Paul Scholes claims Premier League has lost its appeal
Published 06/09/2016 | 09:21
Former England midfielder Paul Scholes claims many Premier League clubs are so obsessed with making money they are sacrificing the quality of football being played on the pitch.
The 41-year-old is a co-owner of Salford City and said he would rather watch his National League North side than the English top flight.
In an extract published by the Guardian from new book Class of 92: Out of our League, former Manchester United player Scholes said: "I don't find elite football as interesting to watch any more, especially in England.
"There needs to be a real step up in quality in England. Other than Sergio Aguero, Kevin De Bruyne and David Silva, we don't have the best players.
" I probably do enjoy watching Salford more. I don't know if it's as much that I don't like the hassle of going to the game, getting in, sitting in traffic. Going to Salford, I park up behind the goal and get out of my car. But I genuinely get more enjoyment from watching even my son's team, Royter Town. It's just entertainment."
Scholes wrote the new book alongside his old United team-mates Nicky Butt, Phil Neville, Gary Neville and Ryan Giggs, who are also co-owners of Salford. The five of them featured in Sir Alex Ferguson's famed Class of 92 alongside former England captain David Beckham.
Scholes believes the decline he senses in attractive football in England comes down to the pressures on managers to get results.
He added: " If you lose three or four games on the trot obviously you're under big pressure and you're sacked.
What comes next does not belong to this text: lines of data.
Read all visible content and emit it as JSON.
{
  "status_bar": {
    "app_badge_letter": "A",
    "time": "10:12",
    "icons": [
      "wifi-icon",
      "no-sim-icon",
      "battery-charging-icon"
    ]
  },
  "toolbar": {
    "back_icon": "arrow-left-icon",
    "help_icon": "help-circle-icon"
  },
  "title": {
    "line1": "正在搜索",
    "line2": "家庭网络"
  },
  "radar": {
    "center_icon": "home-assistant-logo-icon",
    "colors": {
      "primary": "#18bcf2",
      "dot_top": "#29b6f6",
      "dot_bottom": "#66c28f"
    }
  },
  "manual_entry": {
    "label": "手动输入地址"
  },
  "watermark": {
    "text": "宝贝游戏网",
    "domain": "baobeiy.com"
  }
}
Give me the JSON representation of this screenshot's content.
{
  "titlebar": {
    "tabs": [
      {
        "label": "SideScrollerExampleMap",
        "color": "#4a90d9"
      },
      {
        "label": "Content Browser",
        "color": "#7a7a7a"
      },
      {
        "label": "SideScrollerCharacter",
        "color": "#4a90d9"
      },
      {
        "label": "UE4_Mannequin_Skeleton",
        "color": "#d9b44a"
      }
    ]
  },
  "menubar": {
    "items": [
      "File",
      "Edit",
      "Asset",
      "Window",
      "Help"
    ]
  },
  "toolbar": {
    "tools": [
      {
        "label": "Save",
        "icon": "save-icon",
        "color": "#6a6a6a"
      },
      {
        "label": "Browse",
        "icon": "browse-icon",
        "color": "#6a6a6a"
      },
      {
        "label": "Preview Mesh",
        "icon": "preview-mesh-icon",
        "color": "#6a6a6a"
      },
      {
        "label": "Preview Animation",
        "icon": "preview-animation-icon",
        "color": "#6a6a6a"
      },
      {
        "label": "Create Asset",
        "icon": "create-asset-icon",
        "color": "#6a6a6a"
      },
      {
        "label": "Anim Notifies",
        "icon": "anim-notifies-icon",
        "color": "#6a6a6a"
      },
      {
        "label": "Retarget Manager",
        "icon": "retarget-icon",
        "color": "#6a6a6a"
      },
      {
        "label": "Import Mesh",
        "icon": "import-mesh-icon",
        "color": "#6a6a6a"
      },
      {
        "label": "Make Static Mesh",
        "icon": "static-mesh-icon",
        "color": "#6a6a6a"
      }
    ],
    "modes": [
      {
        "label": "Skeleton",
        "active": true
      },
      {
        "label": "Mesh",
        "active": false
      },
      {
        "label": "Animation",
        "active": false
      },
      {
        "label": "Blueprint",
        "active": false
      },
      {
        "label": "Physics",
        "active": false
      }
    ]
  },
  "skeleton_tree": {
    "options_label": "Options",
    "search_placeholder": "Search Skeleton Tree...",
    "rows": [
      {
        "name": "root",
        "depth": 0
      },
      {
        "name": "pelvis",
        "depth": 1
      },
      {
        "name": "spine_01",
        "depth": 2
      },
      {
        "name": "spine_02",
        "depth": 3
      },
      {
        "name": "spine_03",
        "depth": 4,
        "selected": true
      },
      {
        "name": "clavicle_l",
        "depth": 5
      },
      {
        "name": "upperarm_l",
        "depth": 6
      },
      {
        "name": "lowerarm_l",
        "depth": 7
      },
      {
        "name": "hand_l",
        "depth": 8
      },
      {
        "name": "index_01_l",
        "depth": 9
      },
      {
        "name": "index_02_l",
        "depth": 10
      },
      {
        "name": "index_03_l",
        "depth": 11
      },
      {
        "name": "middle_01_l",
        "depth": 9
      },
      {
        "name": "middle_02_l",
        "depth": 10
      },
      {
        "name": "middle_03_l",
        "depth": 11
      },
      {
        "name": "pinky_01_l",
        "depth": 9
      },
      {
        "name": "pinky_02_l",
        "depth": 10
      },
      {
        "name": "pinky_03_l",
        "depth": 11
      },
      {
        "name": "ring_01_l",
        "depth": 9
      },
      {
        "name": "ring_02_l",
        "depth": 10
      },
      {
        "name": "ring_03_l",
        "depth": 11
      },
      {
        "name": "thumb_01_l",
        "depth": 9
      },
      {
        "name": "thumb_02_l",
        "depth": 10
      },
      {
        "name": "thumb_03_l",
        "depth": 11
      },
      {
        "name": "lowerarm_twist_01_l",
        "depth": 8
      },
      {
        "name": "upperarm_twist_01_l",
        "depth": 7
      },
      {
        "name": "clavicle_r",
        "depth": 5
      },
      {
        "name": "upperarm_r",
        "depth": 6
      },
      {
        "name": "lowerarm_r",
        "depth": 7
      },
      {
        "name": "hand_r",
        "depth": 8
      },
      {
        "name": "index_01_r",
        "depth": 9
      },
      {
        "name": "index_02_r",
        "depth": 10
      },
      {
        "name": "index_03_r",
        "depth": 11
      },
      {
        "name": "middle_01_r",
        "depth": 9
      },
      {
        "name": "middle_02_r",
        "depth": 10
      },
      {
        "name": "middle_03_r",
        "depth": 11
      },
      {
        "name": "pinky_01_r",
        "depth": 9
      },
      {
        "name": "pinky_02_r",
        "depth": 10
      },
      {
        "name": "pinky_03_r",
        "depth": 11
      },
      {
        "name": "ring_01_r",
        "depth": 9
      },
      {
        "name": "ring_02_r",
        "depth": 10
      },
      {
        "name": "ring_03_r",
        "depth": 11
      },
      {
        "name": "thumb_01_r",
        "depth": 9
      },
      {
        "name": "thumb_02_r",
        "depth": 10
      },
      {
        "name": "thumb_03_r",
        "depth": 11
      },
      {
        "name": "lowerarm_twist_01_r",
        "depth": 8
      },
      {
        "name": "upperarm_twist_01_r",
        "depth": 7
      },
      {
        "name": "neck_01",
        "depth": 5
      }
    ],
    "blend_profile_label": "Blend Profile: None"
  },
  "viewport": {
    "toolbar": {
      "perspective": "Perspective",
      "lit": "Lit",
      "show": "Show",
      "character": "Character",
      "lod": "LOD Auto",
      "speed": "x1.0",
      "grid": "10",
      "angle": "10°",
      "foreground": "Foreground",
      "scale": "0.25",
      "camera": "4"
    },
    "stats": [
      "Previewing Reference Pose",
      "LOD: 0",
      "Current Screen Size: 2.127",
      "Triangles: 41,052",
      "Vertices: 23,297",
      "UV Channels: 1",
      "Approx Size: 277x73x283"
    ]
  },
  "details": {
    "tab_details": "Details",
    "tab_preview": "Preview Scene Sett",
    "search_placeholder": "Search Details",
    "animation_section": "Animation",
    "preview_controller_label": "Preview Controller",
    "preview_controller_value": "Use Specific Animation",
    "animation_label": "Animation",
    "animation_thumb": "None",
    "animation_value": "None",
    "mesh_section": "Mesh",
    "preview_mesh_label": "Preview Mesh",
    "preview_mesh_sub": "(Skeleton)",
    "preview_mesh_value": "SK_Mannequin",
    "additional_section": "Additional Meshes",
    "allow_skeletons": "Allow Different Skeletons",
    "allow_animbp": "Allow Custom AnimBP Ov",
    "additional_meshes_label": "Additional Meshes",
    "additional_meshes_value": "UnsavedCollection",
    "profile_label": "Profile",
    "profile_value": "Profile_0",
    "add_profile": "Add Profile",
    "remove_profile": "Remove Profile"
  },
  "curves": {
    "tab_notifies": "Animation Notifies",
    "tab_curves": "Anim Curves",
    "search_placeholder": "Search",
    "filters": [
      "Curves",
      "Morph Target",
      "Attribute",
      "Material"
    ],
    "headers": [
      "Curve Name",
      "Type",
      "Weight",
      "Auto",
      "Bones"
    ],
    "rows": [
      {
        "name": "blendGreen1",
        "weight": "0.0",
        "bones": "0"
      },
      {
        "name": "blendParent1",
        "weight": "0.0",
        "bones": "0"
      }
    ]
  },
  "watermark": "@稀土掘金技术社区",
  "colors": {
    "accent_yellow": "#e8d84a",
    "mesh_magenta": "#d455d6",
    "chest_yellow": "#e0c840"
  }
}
The money's the most important thing these days about football because owners, the majority of them, are just interested in making money for their football club.
"They don't care what they see on a Saturday afternoon on the pitch. They're purely businessmen, whereas at Barcelona you have a balance between business and football."
Scholes said Spain's LaLiga is "the best by far" when it comes to success in Europe, and praised the idea of fan ownership, with the large memberships of clubs in Spain wielding heavy influence.
He added: "So they want to make it pay, but making as much money as they can isn't the primary objective. It's entertainment. Winning the Champions League, winning the best prizes. That's why they have the best players."